The Black Gaet junction. Photo: Chris Cope/Shetland News

BRIGHTENING the white lines at the Black Gaet junction would be a “step in the right direction” in addressing safety concerns, according to a Shetland South councillor.

Allison Duncan made the recommendation at a meeting of the Shetland community safety and resilience board, saying he felt something needed to be done.

Meanwhile data provided by the roads department via the police shows that the reported injury collision rate at the junction – which is regarded by many as an accident blackspot – has risen by 1.69 per cent a year since 2000.

When it comes all reported collisions, injury or not, the rate was increasing by 0.52 per cent a year from 2000 to 2017.

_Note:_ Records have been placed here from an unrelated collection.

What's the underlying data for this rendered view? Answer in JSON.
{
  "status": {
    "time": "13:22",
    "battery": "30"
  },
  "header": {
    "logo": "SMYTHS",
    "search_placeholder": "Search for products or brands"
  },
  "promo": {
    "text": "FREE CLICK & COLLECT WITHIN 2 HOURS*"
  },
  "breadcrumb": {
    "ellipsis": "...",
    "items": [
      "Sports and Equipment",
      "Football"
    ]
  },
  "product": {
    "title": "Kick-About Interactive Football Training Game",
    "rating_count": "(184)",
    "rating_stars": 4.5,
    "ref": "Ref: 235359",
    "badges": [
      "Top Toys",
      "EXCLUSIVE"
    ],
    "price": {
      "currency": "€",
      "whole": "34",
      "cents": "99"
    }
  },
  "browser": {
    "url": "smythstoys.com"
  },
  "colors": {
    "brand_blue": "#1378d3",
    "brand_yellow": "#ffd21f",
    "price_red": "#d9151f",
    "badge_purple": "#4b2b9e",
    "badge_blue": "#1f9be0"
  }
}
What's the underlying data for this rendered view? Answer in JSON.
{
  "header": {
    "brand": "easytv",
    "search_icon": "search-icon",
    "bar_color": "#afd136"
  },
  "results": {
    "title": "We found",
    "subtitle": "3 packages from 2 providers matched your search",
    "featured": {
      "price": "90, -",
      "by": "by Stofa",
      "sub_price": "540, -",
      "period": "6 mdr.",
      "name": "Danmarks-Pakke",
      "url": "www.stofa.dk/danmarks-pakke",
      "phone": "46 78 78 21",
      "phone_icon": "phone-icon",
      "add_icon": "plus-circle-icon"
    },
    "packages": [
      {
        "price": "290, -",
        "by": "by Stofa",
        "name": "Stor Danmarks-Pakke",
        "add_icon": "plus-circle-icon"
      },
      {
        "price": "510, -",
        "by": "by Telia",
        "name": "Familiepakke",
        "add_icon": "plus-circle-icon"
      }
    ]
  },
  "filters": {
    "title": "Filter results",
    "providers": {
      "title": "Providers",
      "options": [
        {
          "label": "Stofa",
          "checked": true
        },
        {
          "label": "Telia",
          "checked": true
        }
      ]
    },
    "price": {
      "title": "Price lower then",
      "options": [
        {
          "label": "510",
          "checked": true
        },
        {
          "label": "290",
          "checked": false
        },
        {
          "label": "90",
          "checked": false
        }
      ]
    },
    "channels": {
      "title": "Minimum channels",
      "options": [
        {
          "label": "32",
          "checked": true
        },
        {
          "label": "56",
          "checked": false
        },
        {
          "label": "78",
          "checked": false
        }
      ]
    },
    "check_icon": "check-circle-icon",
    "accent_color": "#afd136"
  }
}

But the roads department said it has not received details of non-injury collisions from Police Scotland since 2018.

Traffic volume has also grown, and in 2014 the average daily flow through the junction was 6,824 vehicles.

Duncan said he has heard plenty of concern about the junction, which connects the B9073 and the A970 and leads to the south mainland and also Lerwick in the opposite direction.

This has included people in his ward, as well as elsewhere in Shetland and also even taxi drivers.

“The white lines there are pretty bad,” he said, adding that a fresh coat of paint could enhance safety.

The roads department’s Neil Hutcheson said that this is in the pipeline along with resurfacing.

“The sooner the better,” Duncan said in response.

In October roads manager Dave Coupe said work was ongoing to assess police statistics and data to see if there were any trends behind accidents.

A report on the junction went to councillors around seven years ago but there was no definitive trend when it came to the cause of accidents, meaning no road safety action was taken.

In recent months the speed limit around the junction has dropped from 60mph to 50mph as part of a wider trial to examine levels of active travel at the south end of Lerwick.

Roads manager Dave Coupe said there will be nothing to report until near the end of the 18-month trial period.

Meanwhile Hutcheson also told the board that an “older driver campaign” is under consideration by the local road safety advisory panel following the success of a scheme with youngsters.

A road worker campaign is also being proposed, with Hutcheson saying there have been a “few near misses” and that both the council and contractors have experienced the problem.